- Republic Services ranked 45th and Covanta ranked 55th, with the notation that the majority of its revenue is derived from clean energy. Republic's commitment to compressed natural gas and Covanta's ongoing shift toward clean combustion technologies likely played a role in these rankings.
- The report looked at companies with at least a $1 billion market capitalization and 10% "clean energy revenue" according to the Bloomberg New Energy Finance database. Oil/gas/coal companies, weapons manufacturers, utilities with less than 50% renewables, companies that profited from deforestation, and companies that engage in child/forced labor were excluded from the report.
The report was prepared by environmental nonprofit As You Sow and media company Corporate Knights. The authors made clear that they don't intend for this to serve as any form of financial advice, but instead as a launching point for a larger conversation about how to create a clean energy economy.

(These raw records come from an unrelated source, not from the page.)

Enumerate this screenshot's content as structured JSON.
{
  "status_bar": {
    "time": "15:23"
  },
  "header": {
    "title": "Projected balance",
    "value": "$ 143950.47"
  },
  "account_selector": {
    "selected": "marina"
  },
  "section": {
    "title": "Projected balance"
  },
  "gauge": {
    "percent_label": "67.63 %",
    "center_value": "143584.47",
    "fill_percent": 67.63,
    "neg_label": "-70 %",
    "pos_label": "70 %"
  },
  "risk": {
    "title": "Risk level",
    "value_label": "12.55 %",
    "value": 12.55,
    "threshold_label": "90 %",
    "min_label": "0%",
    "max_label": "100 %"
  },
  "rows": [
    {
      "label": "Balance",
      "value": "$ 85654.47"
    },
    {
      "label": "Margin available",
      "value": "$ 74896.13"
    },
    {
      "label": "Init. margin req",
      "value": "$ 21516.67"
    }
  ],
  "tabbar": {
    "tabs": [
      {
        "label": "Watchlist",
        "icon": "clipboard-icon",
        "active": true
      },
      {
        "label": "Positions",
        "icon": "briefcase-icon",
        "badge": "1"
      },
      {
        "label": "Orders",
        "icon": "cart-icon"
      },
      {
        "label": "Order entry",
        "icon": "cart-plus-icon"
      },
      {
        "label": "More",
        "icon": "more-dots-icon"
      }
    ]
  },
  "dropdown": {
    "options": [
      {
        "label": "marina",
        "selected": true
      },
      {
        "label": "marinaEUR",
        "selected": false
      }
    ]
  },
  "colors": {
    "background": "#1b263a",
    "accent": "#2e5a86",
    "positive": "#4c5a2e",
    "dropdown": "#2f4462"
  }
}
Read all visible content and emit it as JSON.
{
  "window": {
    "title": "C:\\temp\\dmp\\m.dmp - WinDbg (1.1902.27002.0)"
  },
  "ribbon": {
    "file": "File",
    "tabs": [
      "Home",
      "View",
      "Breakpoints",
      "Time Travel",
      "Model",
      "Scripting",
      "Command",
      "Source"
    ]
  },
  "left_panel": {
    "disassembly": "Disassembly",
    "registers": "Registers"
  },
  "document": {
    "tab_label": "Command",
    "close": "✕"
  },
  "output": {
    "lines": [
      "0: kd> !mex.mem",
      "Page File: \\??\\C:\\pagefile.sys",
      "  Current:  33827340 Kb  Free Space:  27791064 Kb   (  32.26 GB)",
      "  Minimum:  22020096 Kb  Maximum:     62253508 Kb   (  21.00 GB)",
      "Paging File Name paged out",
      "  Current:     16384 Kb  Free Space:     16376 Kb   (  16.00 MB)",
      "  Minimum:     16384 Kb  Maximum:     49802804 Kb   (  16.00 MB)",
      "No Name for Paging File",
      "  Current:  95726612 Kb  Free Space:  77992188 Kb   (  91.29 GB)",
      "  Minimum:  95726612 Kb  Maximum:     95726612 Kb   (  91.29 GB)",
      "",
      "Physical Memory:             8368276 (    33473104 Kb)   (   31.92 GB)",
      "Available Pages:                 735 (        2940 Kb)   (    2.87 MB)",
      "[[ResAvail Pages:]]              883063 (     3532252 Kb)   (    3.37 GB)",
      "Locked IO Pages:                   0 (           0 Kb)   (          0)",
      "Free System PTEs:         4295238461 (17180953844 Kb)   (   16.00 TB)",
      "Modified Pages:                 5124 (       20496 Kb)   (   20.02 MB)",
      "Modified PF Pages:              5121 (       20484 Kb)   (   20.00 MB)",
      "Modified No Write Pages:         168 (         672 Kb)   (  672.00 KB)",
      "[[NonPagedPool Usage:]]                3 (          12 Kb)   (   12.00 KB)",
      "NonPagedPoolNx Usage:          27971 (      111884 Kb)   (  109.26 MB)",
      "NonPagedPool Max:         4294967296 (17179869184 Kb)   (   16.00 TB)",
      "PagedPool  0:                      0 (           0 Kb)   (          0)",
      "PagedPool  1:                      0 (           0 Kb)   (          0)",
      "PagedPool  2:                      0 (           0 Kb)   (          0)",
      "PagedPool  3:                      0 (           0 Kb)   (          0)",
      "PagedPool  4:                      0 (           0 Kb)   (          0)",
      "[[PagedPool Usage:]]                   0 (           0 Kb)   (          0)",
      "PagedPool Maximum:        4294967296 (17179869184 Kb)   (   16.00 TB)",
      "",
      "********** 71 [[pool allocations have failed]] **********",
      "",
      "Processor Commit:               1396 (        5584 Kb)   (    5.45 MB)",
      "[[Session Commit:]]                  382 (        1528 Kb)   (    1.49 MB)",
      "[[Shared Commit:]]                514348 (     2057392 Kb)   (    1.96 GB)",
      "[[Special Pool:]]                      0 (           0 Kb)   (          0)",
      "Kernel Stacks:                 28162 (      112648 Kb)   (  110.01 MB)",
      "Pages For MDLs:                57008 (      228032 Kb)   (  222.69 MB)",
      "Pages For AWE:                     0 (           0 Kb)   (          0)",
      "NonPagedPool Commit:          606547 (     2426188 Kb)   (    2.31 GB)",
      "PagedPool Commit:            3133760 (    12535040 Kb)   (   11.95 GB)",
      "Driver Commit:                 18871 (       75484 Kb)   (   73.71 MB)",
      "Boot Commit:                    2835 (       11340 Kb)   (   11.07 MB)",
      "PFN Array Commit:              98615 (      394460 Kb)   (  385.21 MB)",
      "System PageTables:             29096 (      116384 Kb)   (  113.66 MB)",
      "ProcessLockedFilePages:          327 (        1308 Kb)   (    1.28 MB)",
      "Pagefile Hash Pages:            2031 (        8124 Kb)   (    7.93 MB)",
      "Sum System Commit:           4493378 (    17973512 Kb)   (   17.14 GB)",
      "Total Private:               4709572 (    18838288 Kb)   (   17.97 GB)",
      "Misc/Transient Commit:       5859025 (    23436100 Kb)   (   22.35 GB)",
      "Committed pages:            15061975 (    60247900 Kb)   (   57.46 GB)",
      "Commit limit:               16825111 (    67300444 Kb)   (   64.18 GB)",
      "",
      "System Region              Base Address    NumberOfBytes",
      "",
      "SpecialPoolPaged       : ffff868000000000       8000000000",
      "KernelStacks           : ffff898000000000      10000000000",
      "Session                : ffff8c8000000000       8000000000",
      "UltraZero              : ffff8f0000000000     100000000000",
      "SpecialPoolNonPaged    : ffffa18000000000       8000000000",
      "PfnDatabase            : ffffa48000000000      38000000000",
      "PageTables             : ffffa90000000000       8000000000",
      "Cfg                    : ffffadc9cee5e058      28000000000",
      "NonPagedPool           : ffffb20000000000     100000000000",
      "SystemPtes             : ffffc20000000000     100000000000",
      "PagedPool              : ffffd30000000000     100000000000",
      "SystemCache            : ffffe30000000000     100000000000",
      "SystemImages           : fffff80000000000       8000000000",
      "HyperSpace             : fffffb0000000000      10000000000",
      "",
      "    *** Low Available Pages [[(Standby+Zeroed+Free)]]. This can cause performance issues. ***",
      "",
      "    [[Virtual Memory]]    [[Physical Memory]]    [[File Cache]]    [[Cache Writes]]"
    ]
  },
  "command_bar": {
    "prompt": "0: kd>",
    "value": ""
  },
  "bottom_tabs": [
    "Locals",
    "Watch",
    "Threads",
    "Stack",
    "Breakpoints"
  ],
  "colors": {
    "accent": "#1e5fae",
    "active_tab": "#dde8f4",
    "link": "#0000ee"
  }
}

"The moral case for divesting from fossil fuels has been well argued, but for many, the economic case is less clear. However, as clean energy growth rates take off and demand growth for fossil fuels flatlines, it is probable that divesting fossil from fuels in favor of a clean energy future does not have to come at a sacrifice to long-term investment returns," reads the report.
Toyota, Siemens and Johnson Controls were the top three companies along with many other major names. In a simulated analysis of the past decade, the Clean200 outperformed the S&P 1200 and the Carbon Underground 200. While much of this was driven by rapid growth among Chinese companies it still shows interesting potential for the future as alternative energy sources become more affordable.
Many waste companies have already begun investing in clean energy through landfill gas capture systems, anaerobic digestion, combustion and other technologies. Perhaps the next time this list comes out there will be even more representation from the industry.
Clean 200: Investing in a Clean Energy Future